INSTRUCTIONS TO FOLLOW:
Using the listing below, say how many lines have the string "effects" in them, giving the number alone.

BEGIN

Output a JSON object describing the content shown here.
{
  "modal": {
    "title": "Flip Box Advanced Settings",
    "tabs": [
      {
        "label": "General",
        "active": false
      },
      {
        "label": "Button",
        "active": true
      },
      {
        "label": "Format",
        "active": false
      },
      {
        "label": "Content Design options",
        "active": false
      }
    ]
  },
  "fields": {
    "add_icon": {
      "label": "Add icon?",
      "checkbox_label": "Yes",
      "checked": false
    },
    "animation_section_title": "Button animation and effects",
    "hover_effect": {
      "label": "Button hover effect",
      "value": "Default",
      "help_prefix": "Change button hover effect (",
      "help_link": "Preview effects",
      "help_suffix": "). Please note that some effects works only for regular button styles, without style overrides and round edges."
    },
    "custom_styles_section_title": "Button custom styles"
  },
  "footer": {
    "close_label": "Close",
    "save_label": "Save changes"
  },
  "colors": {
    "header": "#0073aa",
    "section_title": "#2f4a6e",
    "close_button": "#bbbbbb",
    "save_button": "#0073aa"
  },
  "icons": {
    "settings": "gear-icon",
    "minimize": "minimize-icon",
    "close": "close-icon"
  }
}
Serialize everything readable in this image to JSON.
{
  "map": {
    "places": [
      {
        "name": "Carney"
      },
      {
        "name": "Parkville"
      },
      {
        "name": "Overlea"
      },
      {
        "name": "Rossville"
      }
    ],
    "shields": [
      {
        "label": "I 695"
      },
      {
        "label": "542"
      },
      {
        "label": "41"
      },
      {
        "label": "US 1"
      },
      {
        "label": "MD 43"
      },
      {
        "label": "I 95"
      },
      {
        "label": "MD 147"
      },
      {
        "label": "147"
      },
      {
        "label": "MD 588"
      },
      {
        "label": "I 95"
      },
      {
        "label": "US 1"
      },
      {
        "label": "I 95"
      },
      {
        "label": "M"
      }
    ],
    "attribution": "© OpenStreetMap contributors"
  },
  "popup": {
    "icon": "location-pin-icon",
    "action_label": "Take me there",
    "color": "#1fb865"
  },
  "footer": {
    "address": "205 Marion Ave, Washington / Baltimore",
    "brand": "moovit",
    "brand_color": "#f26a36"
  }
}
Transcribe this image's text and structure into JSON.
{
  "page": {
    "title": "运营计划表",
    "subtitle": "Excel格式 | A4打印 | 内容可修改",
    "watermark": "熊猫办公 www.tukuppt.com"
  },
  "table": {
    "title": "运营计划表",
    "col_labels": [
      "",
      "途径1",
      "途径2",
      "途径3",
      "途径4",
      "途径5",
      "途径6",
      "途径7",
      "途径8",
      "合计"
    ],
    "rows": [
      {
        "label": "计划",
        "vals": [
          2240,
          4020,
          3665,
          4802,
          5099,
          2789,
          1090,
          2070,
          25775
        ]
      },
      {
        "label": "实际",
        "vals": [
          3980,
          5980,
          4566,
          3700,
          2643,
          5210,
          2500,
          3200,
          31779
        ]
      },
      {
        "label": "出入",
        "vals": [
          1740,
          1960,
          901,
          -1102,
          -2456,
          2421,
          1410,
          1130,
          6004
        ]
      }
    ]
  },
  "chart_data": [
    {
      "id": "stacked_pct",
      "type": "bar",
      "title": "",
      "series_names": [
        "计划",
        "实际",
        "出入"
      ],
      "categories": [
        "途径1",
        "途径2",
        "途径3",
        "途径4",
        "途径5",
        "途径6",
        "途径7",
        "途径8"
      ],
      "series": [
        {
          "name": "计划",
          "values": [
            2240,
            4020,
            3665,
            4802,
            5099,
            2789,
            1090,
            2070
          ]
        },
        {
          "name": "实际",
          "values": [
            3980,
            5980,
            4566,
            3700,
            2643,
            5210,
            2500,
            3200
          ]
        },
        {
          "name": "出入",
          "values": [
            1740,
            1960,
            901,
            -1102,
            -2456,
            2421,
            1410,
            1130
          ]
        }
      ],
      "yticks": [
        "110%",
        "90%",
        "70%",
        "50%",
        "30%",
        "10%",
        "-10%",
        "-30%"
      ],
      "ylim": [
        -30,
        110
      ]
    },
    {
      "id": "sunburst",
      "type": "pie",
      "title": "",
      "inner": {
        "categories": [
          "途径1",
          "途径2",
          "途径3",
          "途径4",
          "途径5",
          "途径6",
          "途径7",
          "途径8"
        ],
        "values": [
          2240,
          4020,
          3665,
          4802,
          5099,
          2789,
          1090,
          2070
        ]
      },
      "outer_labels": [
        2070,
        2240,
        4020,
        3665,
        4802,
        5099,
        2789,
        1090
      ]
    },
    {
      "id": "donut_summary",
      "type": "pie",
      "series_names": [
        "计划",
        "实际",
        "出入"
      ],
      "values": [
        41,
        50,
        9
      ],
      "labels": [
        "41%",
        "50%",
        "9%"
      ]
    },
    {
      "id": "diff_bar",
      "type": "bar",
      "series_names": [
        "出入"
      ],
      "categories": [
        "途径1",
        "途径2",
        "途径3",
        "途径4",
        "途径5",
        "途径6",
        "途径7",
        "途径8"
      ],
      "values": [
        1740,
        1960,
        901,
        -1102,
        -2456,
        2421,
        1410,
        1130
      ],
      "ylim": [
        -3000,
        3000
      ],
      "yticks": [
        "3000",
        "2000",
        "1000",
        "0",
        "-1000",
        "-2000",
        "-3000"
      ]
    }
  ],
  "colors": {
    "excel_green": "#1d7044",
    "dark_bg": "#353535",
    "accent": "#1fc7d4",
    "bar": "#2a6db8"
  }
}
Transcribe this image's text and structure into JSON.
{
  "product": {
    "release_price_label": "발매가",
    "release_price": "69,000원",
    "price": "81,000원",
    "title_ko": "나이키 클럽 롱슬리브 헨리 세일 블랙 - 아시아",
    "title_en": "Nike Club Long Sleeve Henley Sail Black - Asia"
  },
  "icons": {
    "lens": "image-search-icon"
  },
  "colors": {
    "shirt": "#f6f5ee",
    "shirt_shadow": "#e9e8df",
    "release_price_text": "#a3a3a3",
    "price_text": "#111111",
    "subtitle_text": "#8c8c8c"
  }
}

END

ANSWER TO THE PROBLEM:
3